Johannesburg: The new heads of the International Monetary Fund (IMF) and the World Bank will face calls to revamp their organizations at talks with finance ministers and bank chiefs of the world’s biggest economies in South Africa this weekend.

World Bank president Robert Zoellick (left) and IMF managing director Dominique Strauss-Kahn

“It will be the first time that we are able to have the new president of the World Bank and the new managing director of IMF, addressing a meeting of governors and finance ministers, so it gives us the platform that we want to discuss reform of the Bretton Woods institutions," said Manuel, who will chair the meeting at Kleinmond, near Cape Town, from 17-18 November. “The topic will be quite central to our discussions."

While G-20 includes traditional giants such as the US, Germany and Japan, it also features emerging powers such as India, China and Brazil which feel the lending institutions ignore the demands of the developing world.

Strauss-Kahn has acknowledged the need to overhaul IMF and has pledged to make reform the core of his stewardship. “The world has changed, it’s not how it was 50 years ago. Brazil, India and South Africa need more consideration," he said on a recent visit to South Africa.

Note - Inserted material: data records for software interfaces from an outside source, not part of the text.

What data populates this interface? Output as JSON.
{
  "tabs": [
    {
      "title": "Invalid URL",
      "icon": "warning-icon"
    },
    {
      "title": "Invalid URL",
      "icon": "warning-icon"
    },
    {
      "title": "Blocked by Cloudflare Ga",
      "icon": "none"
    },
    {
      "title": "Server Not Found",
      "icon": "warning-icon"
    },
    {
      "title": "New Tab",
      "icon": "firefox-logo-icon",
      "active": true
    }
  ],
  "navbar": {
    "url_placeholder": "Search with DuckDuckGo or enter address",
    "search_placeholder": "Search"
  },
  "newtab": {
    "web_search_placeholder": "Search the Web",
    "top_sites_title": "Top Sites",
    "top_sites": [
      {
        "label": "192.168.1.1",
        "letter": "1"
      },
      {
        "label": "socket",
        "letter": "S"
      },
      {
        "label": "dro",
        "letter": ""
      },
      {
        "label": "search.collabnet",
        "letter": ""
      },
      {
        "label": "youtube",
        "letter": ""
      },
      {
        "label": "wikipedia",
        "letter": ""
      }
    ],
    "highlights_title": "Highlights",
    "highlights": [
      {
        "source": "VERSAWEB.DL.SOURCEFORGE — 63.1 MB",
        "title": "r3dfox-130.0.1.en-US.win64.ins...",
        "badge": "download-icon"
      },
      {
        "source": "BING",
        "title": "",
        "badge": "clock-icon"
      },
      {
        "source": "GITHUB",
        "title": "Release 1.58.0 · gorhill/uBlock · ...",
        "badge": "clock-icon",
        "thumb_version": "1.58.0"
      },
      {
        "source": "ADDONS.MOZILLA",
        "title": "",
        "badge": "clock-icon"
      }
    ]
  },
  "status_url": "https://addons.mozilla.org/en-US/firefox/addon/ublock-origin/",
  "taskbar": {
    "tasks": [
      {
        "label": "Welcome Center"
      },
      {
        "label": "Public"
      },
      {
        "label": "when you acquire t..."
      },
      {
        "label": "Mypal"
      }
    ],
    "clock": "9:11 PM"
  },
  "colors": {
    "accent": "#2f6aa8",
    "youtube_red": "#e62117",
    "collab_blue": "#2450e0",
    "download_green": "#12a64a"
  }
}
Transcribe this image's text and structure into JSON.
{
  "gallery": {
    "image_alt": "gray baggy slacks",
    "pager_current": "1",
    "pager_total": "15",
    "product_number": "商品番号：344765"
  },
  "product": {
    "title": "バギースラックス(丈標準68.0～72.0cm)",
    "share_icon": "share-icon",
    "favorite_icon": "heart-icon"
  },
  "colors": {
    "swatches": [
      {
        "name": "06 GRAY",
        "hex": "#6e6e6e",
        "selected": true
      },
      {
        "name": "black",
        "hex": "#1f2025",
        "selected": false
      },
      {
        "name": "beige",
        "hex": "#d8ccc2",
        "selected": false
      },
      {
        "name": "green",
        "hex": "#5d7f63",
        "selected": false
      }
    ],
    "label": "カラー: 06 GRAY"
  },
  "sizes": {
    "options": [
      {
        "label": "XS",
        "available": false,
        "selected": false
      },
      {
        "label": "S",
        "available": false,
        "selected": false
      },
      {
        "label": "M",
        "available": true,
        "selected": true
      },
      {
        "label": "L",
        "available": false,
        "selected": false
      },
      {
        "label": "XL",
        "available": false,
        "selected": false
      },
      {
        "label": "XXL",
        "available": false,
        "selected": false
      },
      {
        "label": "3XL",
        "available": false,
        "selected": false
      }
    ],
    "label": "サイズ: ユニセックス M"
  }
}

South Africa’s support for Strauss-Kahn’s candidacy came on condition the developing world’s representation in the 185-nation institution is significantly increased on his watch.

Zoellick, who took over as president of the World Bank in July, is also well-versed in the demands of the developing world from his previous posts as number two in the State Department and the US Trade Representative from 2001 to 2005. It was during that time that he witnessed the launch of the World Trade Organization’s Doha Round of trade negotiations, which still remain unresolved and a source of friction between G-20 members.

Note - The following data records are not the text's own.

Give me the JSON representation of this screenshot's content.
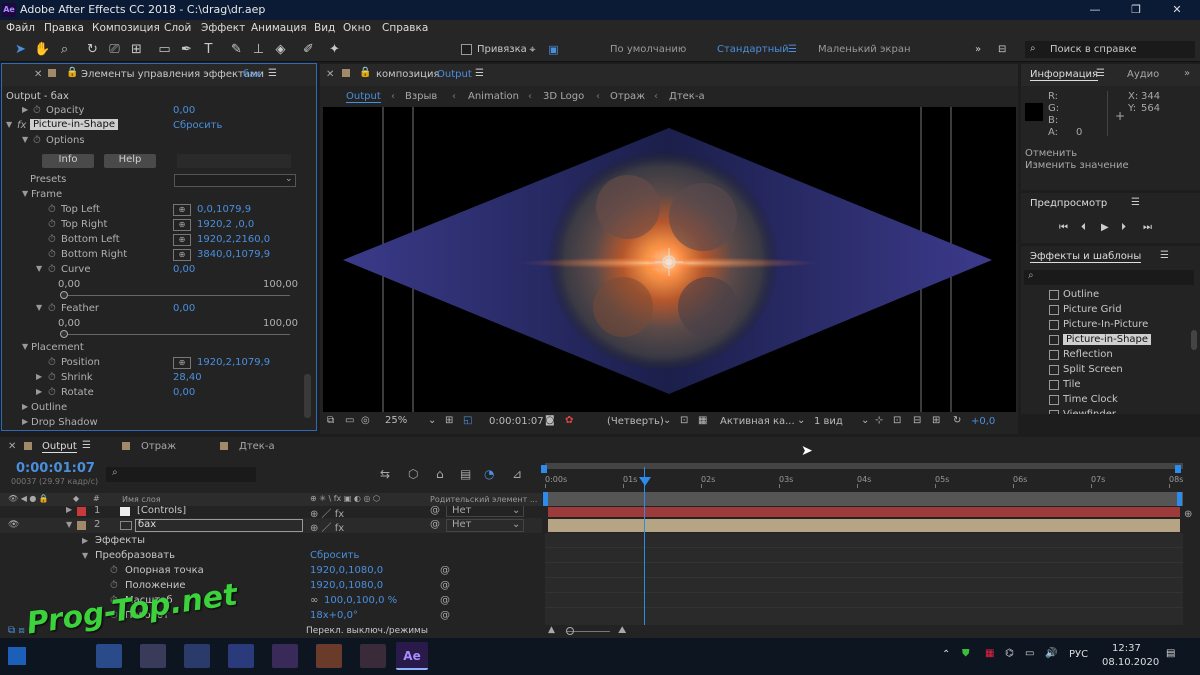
{
  "titlebar": {
    "app_title": "Adobe After Effects CC 2018 - C:\\drag\\dr.aep",
    "app_icon": "Ae"
  },
  "menu": [
    "Файл",
    "Правка",
    "Композиция",
    "Слой",
    "Эффект",
    "Анимация",
    "Вид",
    "Окно",
    "Справка"
  ],
  "toolbar": {
    "snap_label": "Привязка",
    "workspaces": [
      "По умолчанию",
      "Стандартный",
      "Маленький экран"
    ],
    "active_workspace": "Стандартный",
    "search_placeholder": "Поиск в справке"
  },
  "effect_panel": {
    "tab_title": "Элементы управления эффектами",
    "tab_layer": "бах",
    "breadcrumb": "Output - бах",
    "opacity": {
      "label": "Opacity",
      "value": "0,00"
    },
    "effect_name": "Picture-in-Shape",
    "reset": "Сбросить",
    "fx": "fx",
    "options": "Options",
    "info_btn": "Info",
    "help_btn": "Help",
    "presets": "Presets",
    "frame": "Frame",
    "top_left": {
      "label": "Top Left",
      "value": "0,0,1079,9"
    },
    "top_right": {
      "label": "Top Right",
      "value": "1920,2 ,0,0"
    },
    "bottom_left": {
      "label": "Bottom Left",
      "value": "1920,2,2160,0"
    },
    "bottom_right": {
      "label": "Bottom Right",
      "value": "3840,0,1079,9"
    },
    "curve": {
      "label": "Curve",
      "value": "0,00",
      "min": "0,00",
      "max": "100,00"
    },
    "feather": {
      "label": "Feather",
      "value": "0,00",
      "min": "0,00",
      "max": "100,00"
    },
    "placement": "Placement",
    "position": {
      "label": "Position",
      "value": "1920,2,1079,9"
    },
    "shrink": {
      "label": "Shrink",
      "value": "28,40"
    },
    "rotate": {
      "label": "Rotate",
      "value": "0,00"
    },
    "outline": "Outline",
    "drop_shadow": "Drop Shadow"
  },
  "composition": {
    "tab_prefix": "композиция",
    "tab_name": "Output",
    "crumbs": [
      "Output",
      "Взрыв",
      "Animation",
      "3D Logo",
      "Отраж",
      "Дтек-а"
    ],
    "zoom": "25%",
    "timecode": "0:00:01:07",
    "resolution": "(Четверть)",
    "camera": "Активная ка...",
    "views": "1 вид",
    "offset": "+0,0"
  },
  "info_panel": {
    "tab": "Информация",
    "tab2": "Аудио",
    "r": "R:",
    "g": "G:",
    "b": "B:",
    "a": "A:",
    "a_val": "0",
    "x": "X:",
    "x_val": "344",
    "y": "Y:",
    "y_val": "564",
    "undo": "Отменить",
    "change": "Изменить значение"
  },
  "preview_panel": {
    "title": "Предпросмотр"
  },
  "effects_panel": {
    "title": "Эффекты и шаблоны",
    "items": [
      "Outline",
      "Picture Grid",
      "Picture-In-Picture",
      "Picture-in-Shape",
      "Reflection",
      "Split Screen",
      "Tile",
      "Time Clock",
      "Viewfinder"
    ],
    "selected": "Picture-in-Shape"
  },
  "timeline": {
    "tabs": [
      "Output",
      "Отраж",
      "Дтек-а"
    ],
    "active_tab": "Output",
    "timecode": "0:00:01:07",
    "frames": "00037 (29.97 кадр/с)",
    "col_name": "Имя слоя",
    "col_parent": "Родительский элемент ...",
    "ruler": [
      "0:00s",
      "01s",
      "02s",
      "03s",
      "04s",
      "05s",
      "06s",
      "07s",
      "08s"
    ],
    "layers": [
      {
        "num": "1",
        "name": "[Controls]",
        "parent": "Нет",
        "color": "#c83a3a"
      },
      {
        "num": "2",
        "name": "бах",
        "parent": "Нет",
        "color": "#a08a6a"
      }
    ],
    "props": {
      "effects": "Эффекты",
      "transform": "Преобразовать",
      "reset": "Сбросить",
      "anchor": {
        "label": "Опорная точка",
        "value": "1920,0,1080,0"
      },
      "position": {
        "label": "Положение",
        "value": "1920,0,1080,0"
      },
      "scale": {
        "label": "Масштаб",
        "value": "100,0,100,0 %"
      },
      "rotation": {
        "label": "Поворот",
        "value": "18x+0,0°"
      }
    },
    "mode_toggle": "Перекл. выключ./режимы"
  },
  "watermark": "Prog-Top.net",
  "taskbar": {
    "lang": "РУС",
    "time": "12:37",
    "date": "08.10.2020",
    "active_app": "Ae"
  },
  "colors": {
    "accent": "#2d8ceb",
    "value_blue": "#4a8fde",
    "watermark": "#3bd23b"
  }
}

South Africa’s central bank governor, Tito Mboweni, said it was only natural that concerns over “the misalignment of power relations" in the the World Bank and IMF would crop up at the G-20 gathering.

“We have quite a number of significantly emerging market countries, which today contribute quite significantly to the global economy, and yet their voice and their representation in these global institutions is not reflective of that."

The conference will be held against the backdrop of volatility, with the price for a barrel of oil hovering around the $100 (about Rs4,000) mark, and the US’ subprime lending problem spilling over into smaller financial ­markets.

“We would not want the subprime market problem to continue to cause any further global financial instabilities because that will ‘complicate the work’ that we would want to do at the G-20 level," he added.